In addition, some types of coronaviruses are known to survive on objects for several hours, which means it's possible that person with SARS person could sneeze and infect an object like a door knob that is later touched by someone who then rubs their eyes, nose, or mouth and becomes infected in that manner.

For protecting people from SARS infection, the CDC recommends that healthcare providers who care for SARS patients wear a much more efficient mask known as an N95 respirator. This type of mask is certified by the National Institute of Occupational Safety and Health (NIOSH) as being effective at filtering out at least 95% of airborne particles of a particular size.

There are also N99 and N100 masks that are even more efficient, but N95 masks are considered the standard for preventing infection from most known viruses.

But for these masks to work, they must be properly fitted to make sure there are no gaps between the mask and the skin. The mask is made of a thicker material than regular surgical masks and, when properly fitted, does not allow air to flow outside the mask.

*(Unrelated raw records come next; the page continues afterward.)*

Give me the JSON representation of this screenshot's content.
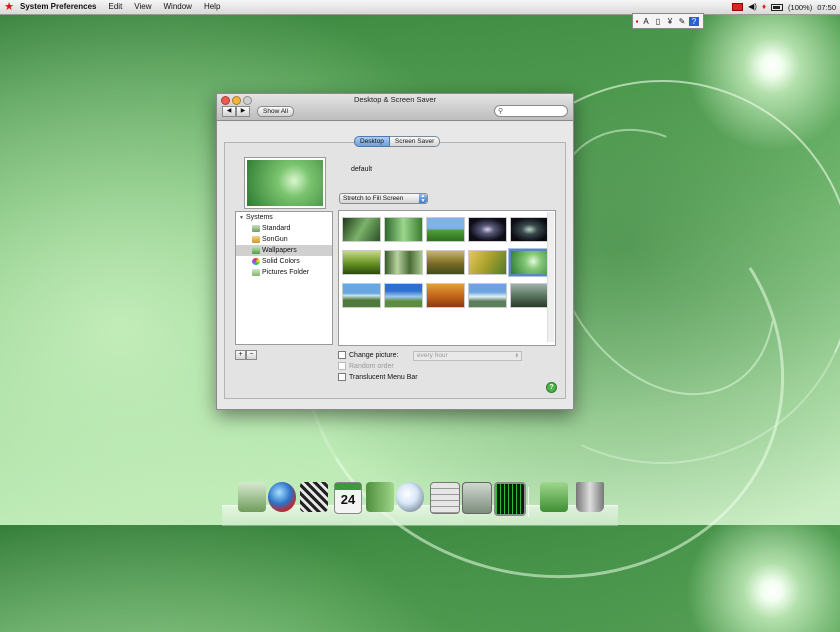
{
  "menubar": {
    "app_name": "System Preferences",
    "items": [
      "Edit",
      "View",
      "Window",
      "Help"
    ],
    "battery": "(100%)",
    "clock": "07:50"
  },
  "input_palette": {
    "icons": [
      "A",
      "▯",
      "¥",
      "✎",
      "?"
    ]
  },
  "window": {
    "title": "Desktop & Screen Saver",
    "show_all": "Show All",
    "search_placeholder": "",
    "tabs": [
      {
        "label": "Desktop",
        "selected": true
      },
      {
        "label": "Screen Saver",
        "selected": false
      }
    ],
    "current_picture_name": "default",
    "fill_mode": "Stretch to Fill Screen",
    "source_group": "Systems",
    "sources": [
      {
        "label": "Standard",
        "selected": false
      },
      {
        "label": "SonGun",
        "selected": false
      },
      {
        "label": "Wallpapers",
        "selected": true
      },
      {
        "label": "Solid Colors",
        "selected": false
      },
      {
        "label": "Pictures Folder",
        "selected": false
      }
    ],
    "add_label": "+",
    "remove_label": "−",
    "change_picture_label": "Change picture:",
    "change_interval": "every hour",
    "random_order_label": "Random order",
    "translucent_menu_bar_label": "Translucent Menu Bar",
    "help_label": "?"
  },
  "dock": {
    "calendar_day": "24",
    "icons": [
      "finder-icon",
      "globe-icon",
      "movie-icon",
      "calendar-icon",
      "address-book-icon",
      "preview-icon",
      "calculator-icon",
      "system-preferences-icon",
      "activity-monitor-icon",
      "downloads-folder-icon",
      "trash-icon"
    ]
  },
  "colors": {
    "accent_blue": "#5f86b6",
    "wallpaper_green": "#5aa85a",
    "menubar_red_star": "#dd1111"
  }
}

Gerberding says N95 masks are only recommended for healthcare workers caring for SARS patients because they are at greatest risk of becoming infected. In fact, the majority of initial SARS cases were among doctors, nurses, and medical students who cared for the first round of SARS patients and did not wear such protection. Since infection control measures such as wearing N95 masks were implemented, the rate of SARS spread to healthcare workers has been drastically reduced.

"We don't recommend N95 masks for the general public. We don't recommend N95 masks for patients," says Gerberding. "We are recommending surgical masks for patients if they're well enough to wear one, and we're using those N95 masks in the healthcare environment in hospitals where we've got sick patients most likely to be aerosolizing relatively high concentrations of infectious material."

To reduce the risk of SARS transmission in the general public, the CDC recommends following good hygiene practices, such as frequent hand washing and use of alcohol-based rubs, and avoiding areas where SARS is known to have been spread.


SOURCES: CDC telebriefing, April 22. World Health Organization. Jon Temte, MD, PhD, associate professor at the University of Wisconsin in the department of family medicine.

WebMD Medical News
by Jennifer Warner
Reviewed By Brunilda Nazario, MD
Last Modified: 2003/5/5 上午 09:51:00

回 WebMD 大眾醫療活動 回 WebMD 大眾醫療新聞